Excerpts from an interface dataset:
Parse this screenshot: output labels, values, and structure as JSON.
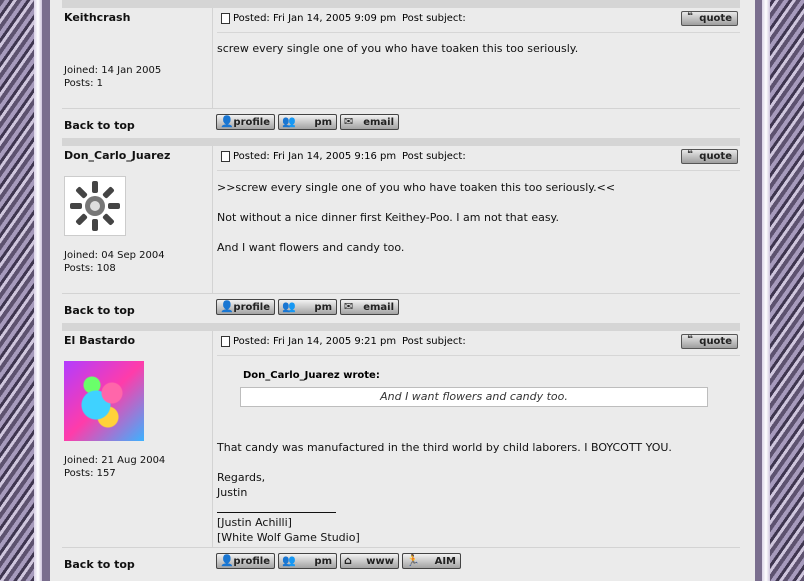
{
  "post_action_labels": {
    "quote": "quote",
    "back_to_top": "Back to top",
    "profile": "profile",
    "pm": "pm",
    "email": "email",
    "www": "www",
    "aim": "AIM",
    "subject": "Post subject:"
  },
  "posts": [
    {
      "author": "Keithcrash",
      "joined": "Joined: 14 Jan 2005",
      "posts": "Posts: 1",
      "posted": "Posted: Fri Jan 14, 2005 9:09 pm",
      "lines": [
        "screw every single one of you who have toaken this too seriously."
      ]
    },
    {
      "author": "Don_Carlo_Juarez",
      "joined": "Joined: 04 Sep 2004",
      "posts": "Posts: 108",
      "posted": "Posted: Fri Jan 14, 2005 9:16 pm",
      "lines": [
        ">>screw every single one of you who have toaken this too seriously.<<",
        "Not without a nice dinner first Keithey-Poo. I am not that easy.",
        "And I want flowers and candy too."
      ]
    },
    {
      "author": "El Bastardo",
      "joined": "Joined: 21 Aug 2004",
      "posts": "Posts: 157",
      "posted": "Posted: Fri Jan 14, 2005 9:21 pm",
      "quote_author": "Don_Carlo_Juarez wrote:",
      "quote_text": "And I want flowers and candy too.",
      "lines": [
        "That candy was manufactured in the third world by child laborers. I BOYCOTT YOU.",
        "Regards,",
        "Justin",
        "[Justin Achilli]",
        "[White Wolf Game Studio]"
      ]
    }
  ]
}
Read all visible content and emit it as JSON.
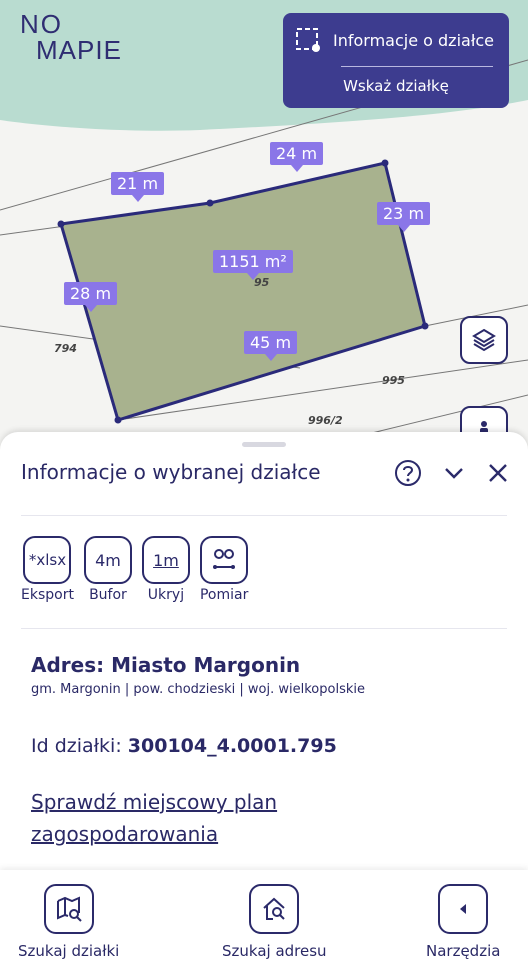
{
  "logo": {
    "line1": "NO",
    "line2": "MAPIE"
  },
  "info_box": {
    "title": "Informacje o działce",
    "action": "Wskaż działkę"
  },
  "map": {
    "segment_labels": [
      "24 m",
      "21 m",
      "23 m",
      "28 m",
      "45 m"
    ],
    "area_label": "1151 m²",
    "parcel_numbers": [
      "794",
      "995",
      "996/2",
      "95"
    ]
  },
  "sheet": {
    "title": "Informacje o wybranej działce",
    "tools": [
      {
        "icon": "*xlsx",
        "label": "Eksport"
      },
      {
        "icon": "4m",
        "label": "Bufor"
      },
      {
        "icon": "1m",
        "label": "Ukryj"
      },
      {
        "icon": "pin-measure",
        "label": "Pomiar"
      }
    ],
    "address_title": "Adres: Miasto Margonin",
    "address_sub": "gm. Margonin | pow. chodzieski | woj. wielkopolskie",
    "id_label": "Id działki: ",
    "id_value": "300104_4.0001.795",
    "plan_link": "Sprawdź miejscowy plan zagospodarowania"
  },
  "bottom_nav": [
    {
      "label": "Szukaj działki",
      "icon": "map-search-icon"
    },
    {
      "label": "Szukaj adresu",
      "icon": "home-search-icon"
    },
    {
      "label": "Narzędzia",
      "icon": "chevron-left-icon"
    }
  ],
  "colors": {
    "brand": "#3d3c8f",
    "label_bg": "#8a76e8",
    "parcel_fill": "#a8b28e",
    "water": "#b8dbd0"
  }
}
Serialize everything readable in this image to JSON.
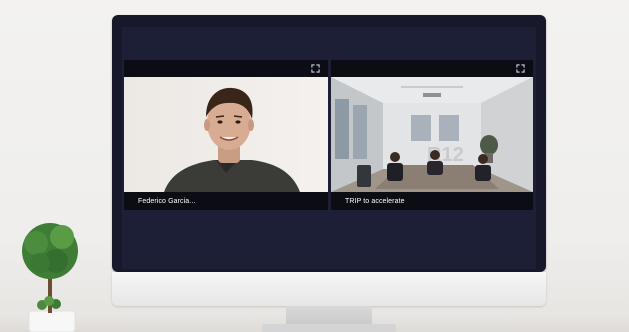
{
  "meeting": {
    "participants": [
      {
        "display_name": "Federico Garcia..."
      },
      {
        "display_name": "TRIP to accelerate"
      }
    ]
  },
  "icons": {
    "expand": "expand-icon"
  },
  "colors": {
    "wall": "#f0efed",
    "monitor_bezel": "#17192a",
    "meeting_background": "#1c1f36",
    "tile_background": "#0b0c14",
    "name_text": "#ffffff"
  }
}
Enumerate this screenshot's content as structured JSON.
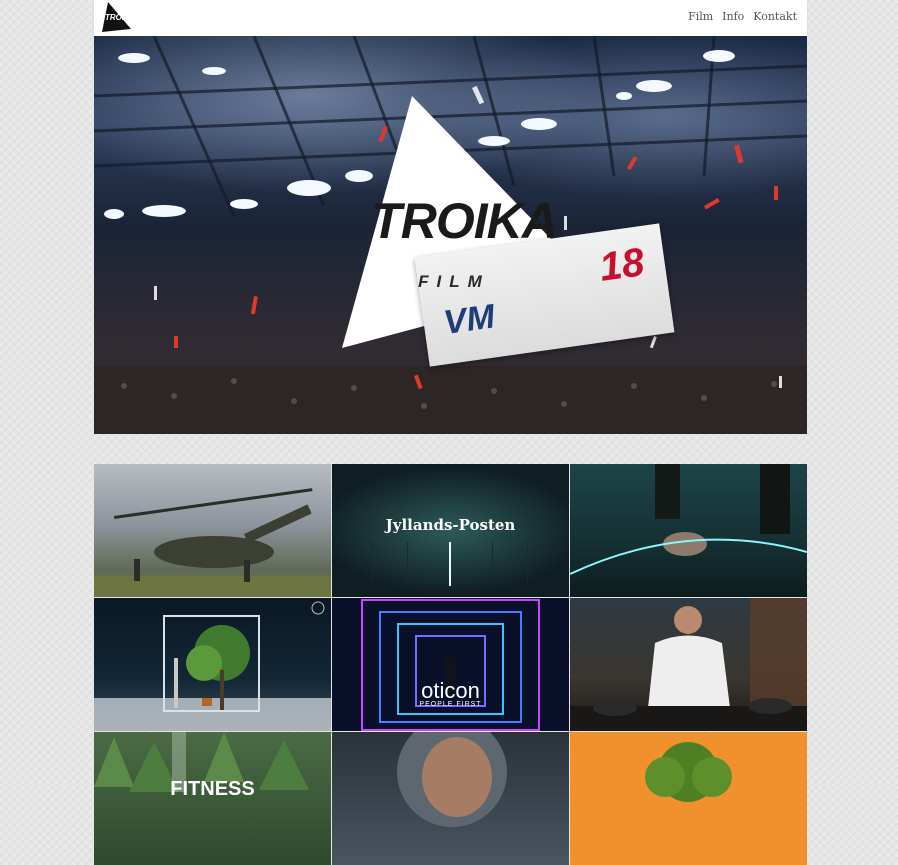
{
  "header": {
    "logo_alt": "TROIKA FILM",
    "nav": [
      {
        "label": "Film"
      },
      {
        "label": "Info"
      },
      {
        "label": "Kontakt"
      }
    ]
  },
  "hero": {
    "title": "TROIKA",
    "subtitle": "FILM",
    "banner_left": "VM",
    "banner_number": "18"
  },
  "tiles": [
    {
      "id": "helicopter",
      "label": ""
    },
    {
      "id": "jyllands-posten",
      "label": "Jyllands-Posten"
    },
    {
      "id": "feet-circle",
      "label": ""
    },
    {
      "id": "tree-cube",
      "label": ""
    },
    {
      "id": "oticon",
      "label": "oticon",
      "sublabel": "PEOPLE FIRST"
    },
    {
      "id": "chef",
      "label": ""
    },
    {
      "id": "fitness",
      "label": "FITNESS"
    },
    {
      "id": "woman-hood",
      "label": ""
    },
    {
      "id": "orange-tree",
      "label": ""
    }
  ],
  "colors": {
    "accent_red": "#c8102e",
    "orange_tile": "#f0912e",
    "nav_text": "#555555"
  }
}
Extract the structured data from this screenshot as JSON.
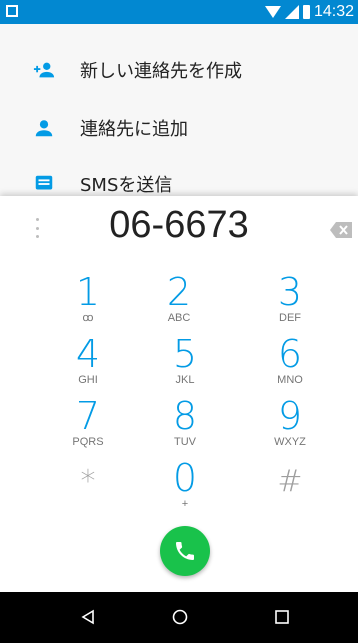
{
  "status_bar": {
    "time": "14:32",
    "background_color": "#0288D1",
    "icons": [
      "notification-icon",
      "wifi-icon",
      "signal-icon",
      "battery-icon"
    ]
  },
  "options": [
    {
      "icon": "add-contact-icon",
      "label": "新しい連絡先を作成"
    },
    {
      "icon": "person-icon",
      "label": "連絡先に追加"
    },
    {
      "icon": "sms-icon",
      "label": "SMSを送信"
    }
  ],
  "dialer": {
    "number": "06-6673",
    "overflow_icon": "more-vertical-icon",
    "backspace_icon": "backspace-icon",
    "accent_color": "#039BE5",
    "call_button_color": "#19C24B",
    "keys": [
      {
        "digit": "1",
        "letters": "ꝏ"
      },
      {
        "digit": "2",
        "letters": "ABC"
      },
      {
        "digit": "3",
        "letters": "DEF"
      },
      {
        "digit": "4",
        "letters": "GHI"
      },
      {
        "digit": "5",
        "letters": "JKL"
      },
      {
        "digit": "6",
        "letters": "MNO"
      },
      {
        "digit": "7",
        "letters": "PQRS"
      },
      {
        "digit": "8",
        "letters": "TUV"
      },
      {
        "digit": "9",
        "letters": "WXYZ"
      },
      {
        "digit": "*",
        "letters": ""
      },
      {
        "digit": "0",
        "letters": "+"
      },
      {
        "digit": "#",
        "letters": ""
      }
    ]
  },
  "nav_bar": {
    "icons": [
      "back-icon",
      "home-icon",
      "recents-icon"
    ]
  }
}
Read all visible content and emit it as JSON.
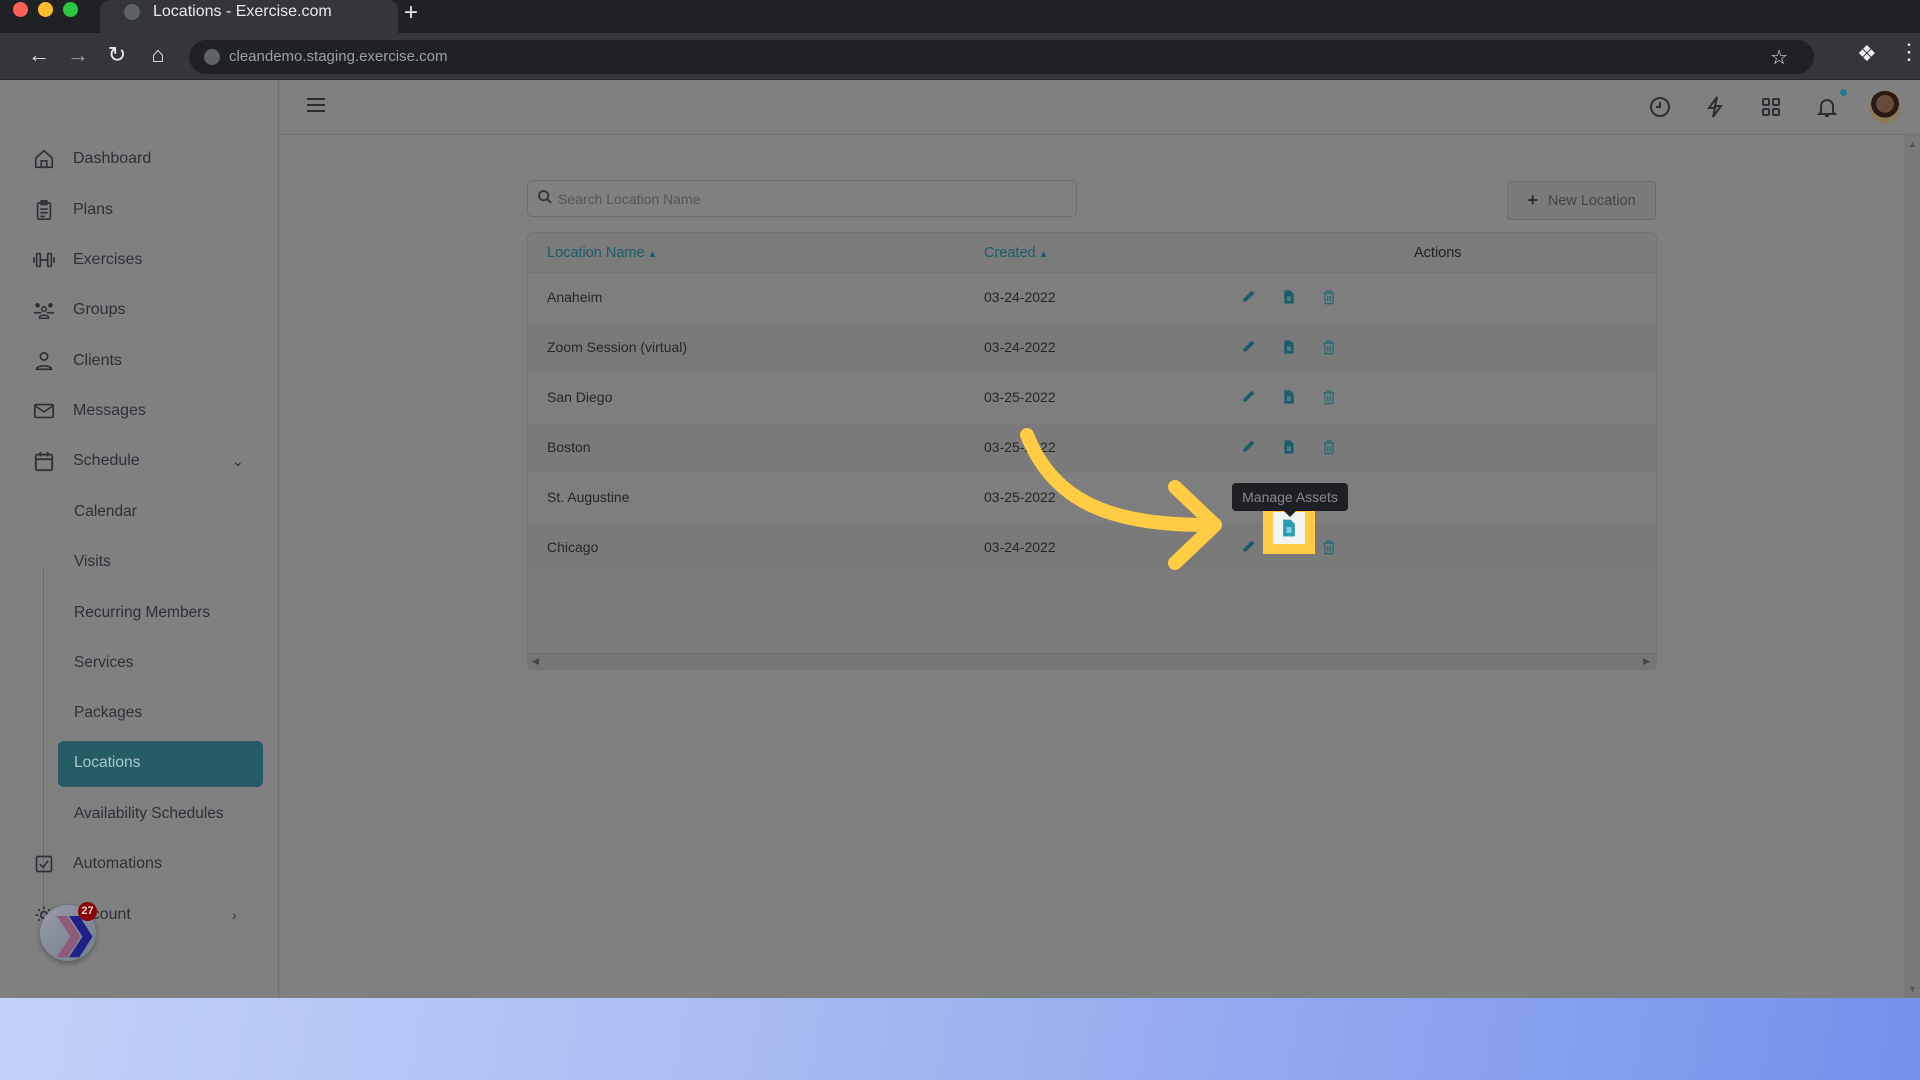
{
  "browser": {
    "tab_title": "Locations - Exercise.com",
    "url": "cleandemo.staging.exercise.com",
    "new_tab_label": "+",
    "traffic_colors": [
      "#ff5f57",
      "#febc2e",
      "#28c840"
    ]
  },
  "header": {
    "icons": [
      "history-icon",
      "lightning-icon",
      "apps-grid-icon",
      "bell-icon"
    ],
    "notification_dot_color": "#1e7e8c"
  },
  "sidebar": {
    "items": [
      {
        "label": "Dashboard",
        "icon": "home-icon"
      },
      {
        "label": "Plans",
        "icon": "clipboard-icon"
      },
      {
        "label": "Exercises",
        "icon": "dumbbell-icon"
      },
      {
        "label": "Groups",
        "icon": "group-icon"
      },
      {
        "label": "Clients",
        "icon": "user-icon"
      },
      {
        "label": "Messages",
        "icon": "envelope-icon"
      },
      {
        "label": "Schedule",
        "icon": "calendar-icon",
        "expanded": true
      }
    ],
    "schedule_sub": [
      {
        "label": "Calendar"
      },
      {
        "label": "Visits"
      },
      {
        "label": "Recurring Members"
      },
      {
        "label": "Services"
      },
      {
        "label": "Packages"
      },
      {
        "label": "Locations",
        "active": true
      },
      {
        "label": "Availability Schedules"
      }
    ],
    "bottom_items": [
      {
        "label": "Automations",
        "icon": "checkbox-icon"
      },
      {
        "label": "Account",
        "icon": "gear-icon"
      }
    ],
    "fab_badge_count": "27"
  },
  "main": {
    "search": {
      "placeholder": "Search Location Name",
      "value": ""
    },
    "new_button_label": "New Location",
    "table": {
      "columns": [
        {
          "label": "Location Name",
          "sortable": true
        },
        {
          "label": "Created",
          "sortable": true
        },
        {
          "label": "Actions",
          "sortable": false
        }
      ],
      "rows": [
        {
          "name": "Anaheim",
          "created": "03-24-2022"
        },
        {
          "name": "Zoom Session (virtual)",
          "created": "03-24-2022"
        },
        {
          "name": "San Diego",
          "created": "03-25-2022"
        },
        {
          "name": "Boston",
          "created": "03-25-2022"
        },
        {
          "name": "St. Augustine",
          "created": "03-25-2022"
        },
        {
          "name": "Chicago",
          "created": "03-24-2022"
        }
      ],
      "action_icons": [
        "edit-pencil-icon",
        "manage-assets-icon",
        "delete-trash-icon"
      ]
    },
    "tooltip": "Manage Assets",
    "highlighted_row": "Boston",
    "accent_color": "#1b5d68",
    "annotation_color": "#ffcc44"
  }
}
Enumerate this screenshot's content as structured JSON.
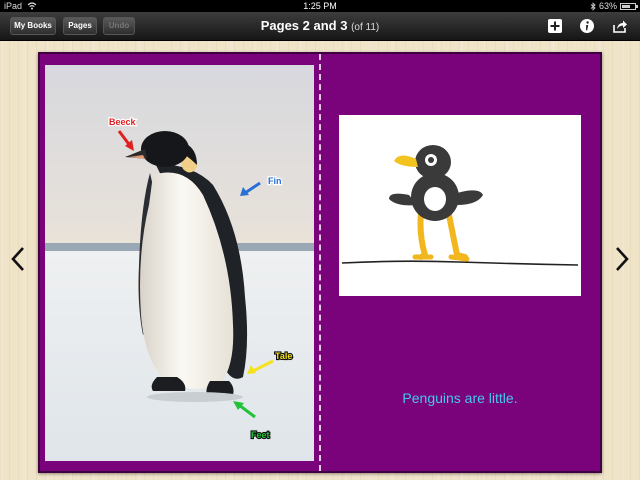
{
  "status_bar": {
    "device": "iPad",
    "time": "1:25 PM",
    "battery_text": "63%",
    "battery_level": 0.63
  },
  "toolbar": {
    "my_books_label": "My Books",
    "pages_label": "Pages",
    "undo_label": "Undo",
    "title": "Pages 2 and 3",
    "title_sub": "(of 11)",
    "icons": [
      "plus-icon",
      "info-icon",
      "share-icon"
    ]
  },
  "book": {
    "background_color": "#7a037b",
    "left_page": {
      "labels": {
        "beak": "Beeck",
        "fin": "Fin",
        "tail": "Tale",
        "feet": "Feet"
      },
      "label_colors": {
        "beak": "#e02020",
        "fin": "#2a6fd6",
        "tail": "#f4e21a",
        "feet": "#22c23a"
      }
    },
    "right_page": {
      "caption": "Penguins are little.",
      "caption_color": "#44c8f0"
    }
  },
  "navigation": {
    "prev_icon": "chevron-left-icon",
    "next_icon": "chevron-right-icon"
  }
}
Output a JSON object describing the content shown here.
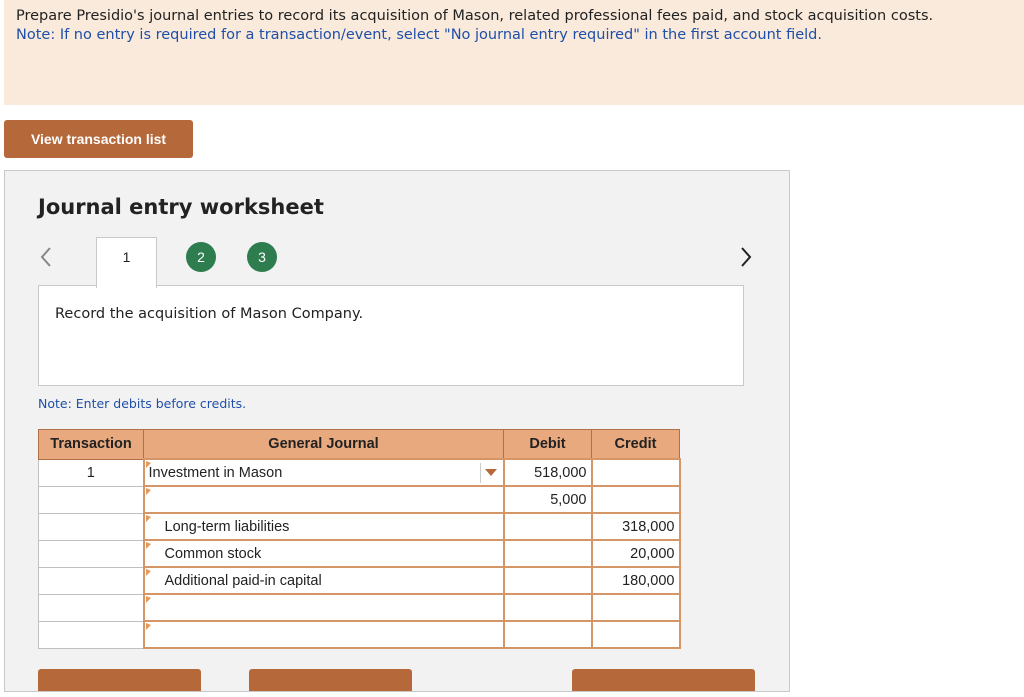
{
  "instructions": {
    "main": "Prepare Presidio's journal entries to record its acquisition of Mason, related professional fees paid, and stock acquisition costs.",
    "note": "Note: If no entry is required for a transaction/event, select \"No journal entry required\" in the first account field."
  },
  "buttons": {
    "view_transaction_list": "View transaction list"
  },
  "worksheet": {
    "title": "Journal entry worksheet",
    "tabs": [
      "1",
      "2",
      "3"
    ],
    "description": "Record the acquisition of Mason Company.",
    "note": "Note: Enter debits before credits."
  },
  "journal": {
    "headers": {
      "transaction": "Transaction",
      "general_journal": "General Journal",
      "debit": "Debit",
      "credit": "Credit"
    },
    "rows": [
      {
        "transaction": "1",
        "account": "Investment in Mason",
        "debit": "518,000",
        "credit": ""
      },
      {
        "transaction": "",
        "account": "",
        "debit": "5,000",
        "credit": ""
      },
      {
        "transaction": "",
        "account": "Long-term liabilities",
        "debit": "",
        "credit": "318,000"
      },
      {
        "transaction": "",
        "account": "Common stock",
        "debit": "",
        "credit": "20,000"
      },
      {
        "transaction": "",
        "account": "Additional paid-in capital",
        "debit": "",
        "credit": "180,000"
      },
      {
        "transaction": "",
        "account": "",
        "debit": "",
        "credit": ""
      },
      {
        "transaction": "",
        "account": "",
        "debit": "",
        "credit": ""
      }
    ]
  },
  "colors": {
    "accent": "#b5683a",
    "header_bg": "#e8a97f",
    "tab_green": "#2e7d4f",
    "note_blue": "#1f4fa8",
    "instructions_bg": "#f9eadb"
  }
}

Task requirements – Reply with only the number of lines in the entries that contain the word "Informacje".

Response box – 2